  5. Departments and candidates should plan realistically and adhere closely to schedules. When arranging interviews, candidates should leave as much time as possible between appointments, keeping in mind that they may have to deal with crowded elevators, slow meal service, or delayed shuttle buses. Departments should remember that interviews that run late may prevent candidates from keeping other appointments and that one instance of lateness can multiply into a whole series of missed or delayed interviews.

  6. Whether held in person or by videoconference, interviews should be conducted in a professional manner, permitting candidates adequate opportunity to explain and demonstrate their qualifications. Candidates and departments should review Dos and Don'ts for Interviews, revised in 2012 by CAFPRR and available on the MLA Web site.

  7. Interviewers should make every effort to accommodate candidates with disabilities.

VI. Interviewing on Campus

  1. Departments inviting candidates for on-campus interviews should pay candidates' expenses, following standard institutional policies for travel reimbursement. Candidates should be told approximately how many others are being invited for on-campus interviews.

  2. On-campus interviews represent a large investment of time and money for departments; therefore, candidates should not accept on-campus interviews if they are not interested in the position. Before traveling to a campus, candidates should thoroughly research the department's faculty and programs. Candidates should determine whether a salary range and teaching load have been established for the position and should decide in advance what their own minimum requirements are. It is important that candidates also determine in advance whether their decisions may be influenced by special circumstances that should be communicated to the chair.

  3. A department that invites a candidate to interview on its campus has an obligation to (a) arrange the logistics of the candidate's stay (local transportation, lodging [including disability accommodations], meals); (b) set up interviews with faculty members and administrators; (c) accommodate candidates' special needs; (d) provide a tour of the campus and its facilities; (e) provide adequate information about the department, the university, and the community; (f) plan social activities for the candidate; and (g) inform the candidate of the procedures and timetable for reimbursement.

  4. Candidates and members of search committees should be aware that visits to a campus, meals and other social activities included, are all inherent parts of the interview and should be conducted accordingly.

  5. Members of departments and search committees should not discuss other candidates with a visiting candidate.

VII. Negotiating an Offer

  1. To minimize misunderstanding and anxiety during negotiations about offers, departments should explain the process to candidates before any offers are made. Departments should communicate with candidates regularly and openly about the status of the search process. All parties should be aware that, especially in times of fiscal uncertainty, circumstances beyond the institution's control may delay or disrupt the hiring process.

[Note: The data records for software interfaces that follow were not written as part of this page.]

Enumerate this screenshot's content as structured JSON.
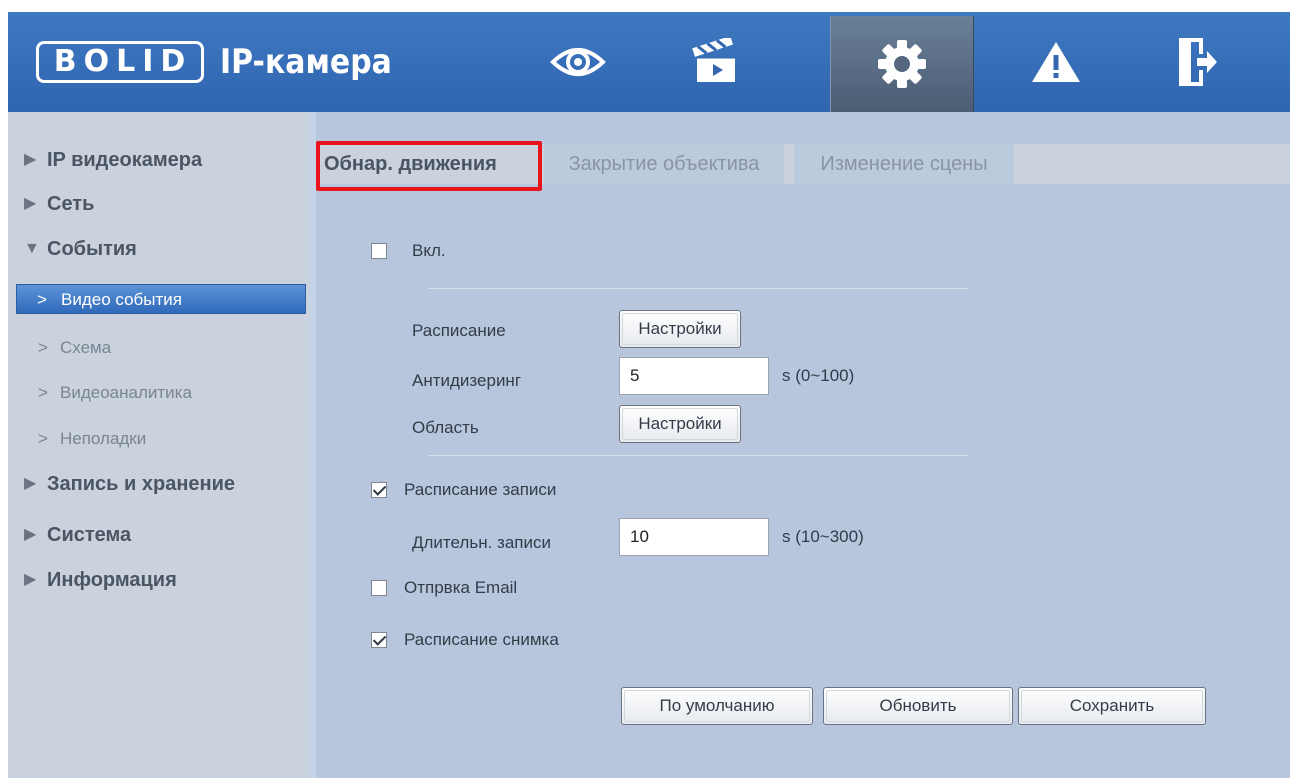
{
  "header": {
    "logo_text": "BOLID",
    "title": "IP-камера",
    "nav": [
      {
        "icon": "eye-icon"
      },
      {
        "icon": "clapperboard-icon"
      },
      {
        "icon": "gear-icon",
        "active": true
      },
      {
        "icon": "warning-icon"
      },
      {
        "icon": "logout-icon"
      }
    ]
  },
  "sidebar": {
    "groups": {
      "camera": {
        "arrow": "▶",
        "label": "IP видеокамера"
      },
      "network": {
        "arrow": "▶",
        "label": "Сеть"
      },
      "events": {
        "arrow": "▼",
        "label": "События"
      },
      "storage": {
        "arrow": "▶",
        "label": "Запись и хранение"
      },
      "system": {
        "arrow": "▶",
        "label": "Система"
      },
      "info": {
        "arrow": "▶",
        "label": "Информация"
      }
    },
    "event_items": {
      "video_events": {
        "chev": ">",
        "label": "Видео события"
      },
      "scheme": {
        "chev": ">",
        "label": "Схема"
      },
      "analytics": {
        "chev": ">",
        "label": "Видеоаналитика"
      },
      "faults": {
        "chev": ">",
        "label": "Неполадки"
      }
    }
  },
  "tabs": {
    "motion": "Обнар. движения",
    "lens": "Закрытие объектива",
    "scene": "Изменение сцены"
  },
  "form": {
    "enable": {
      "label": "Вкл.",
      "checked": false
    },
    "schedule": {
      "label": "Расписание",
      "button": "Настройки"
    },
    "antidither": {
      "label": "Антидизеринг",
      "value": "5",
      "range": "s (0~100)"
    },
    "area": {
      "label": "Область",
      "button": "Настройки"
    },
    "record_schedule": {
      "label": "Расписание записи",
      "checked": true
    },
    "record_duration": {
      "label": "Длительн. записи",
      "value": "10",
      "range": "s (10~300)"
    },
    "send_email": {
      "label": "Отпрвка Email",
      "checked": false
    },
    "snapshot_schedule": {
      "label": "Расписание снимка",
      "checked": true
    }
  },
  "actions": {
    "default": "По умолчанию",
    "refresh": "Обновить",
    "save": "Сохранить"
  },
  "colors": {
    "header": "#3466b2",
    "active_tab_highlight": "#e8141c",
    "sidebar_active": "#3f7bc9"
  }
}
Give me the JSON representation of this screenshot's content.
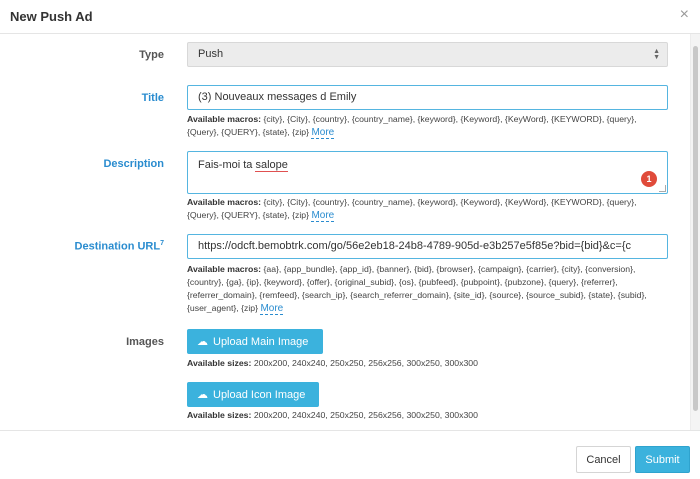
{
  "modal": {
    "title": "New Push Ad",
    "close": "×"
  },
  "type": {
    "label": "Type",
    "value": "Push"
  },
  "title_field": {
    "label": "Title",
    "value": "(3) Nouveaux messages d Emily",
    "macros_label": "Available macros:",
    "macros": "{city}, {City}, {country}, {country_name}, {keyword}, {Keyword}, {KeyWord}, {KEYWORD}, {query}, {Query}, {QUERY}, {state}, {zip}",
    "more": "More"
  },
  "description": {
    "label": "Description",
    "value_prefix": "Fais-moi ta ",
    "value_misspelled": "salope",
    "badge": "1",
    "macros_label": "Available macros:",
    "macros": "{city}, {City}, {country}, {country_name}, {keyword}, {Keyword}, {KeyWord}, {KEYWORD}, {query}, {Query}, {QUERY}, {state}, {zip}",
    "more": "More"
  },
  "destination": {
    "label": "Destination URL",
    "superscript": "7",
    "value": "https://odcft.bemobtrk.com/go/56e2eb18-24b8-4789-905d-e3b257e5f85e?bid={bid}&c={c",
    "macros_label": "Available macros:",
    "macros": "{aa}, {app_bundle}, {app_id}, {banner}, {bid}, {browser}, {campaign}, {carrier}, {city}, {conversion}, {country}, {ga}, {ip}, {keyword}, {offer}, {original_subid}, {os}, {pubfeed}, {pubpoint}, {pubzone}, {query}, {referrer}, {referrer_domain}, {remfeed}, {search_ip}, {search_referrer_domain}, {site_id}, {source}, {source_subid}, {state}, {subid}, {user_agent}, {zip}",
    "more": "More"
  },
  "images": {
    "label": "Images",
    "main_button": "Upload Main Image",
    "icon_button": "Upload Icon Image",
    "sizes_label": "Available sizes:",
    "main_sizes": "200x200, 240x240, 250x250, 256x256, 300x250, 300x300",
    "icon_sizes": "200x200, 240x240, 250x250, 256x256, 300x250, 300x300",
    "upload_icon": "cloud-upload-icon"
  },
  "footer": {
    "cancel": "Cancel",
    "submit": "Submit"
  },
  "colors": {
    "accent": "#3bb2dd",
    "label_blue": "#2a8ccf",
    "badge_red": "#e04b3a"
  }
}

  2. No candidate should be required before 31 January to give a final answer to an offer of a position without tenure for the following academic year, however early an offer is tendered.

  3. While informal offers can be communicated by e-mail or other forms of written text, a formal good-faith offer is a written document on official letterhead from an authorized representative of the institution. This document should stipulate the terms of appointment. Candidates should be afforded a minimum of two weeks following receipt to accept or reject a formal offer.

  4. When a search has concluded, all candidates should be appropriately informed.

The committee welcomes comments and suggestions from members. Direct correspondence to Staff Liaison, Committee on Academic Freedom and Professional Rights and Responsibilities, MLA, 85 Broad Street, suite 500, New York, NY 10004-2434, or Rev. May 2013.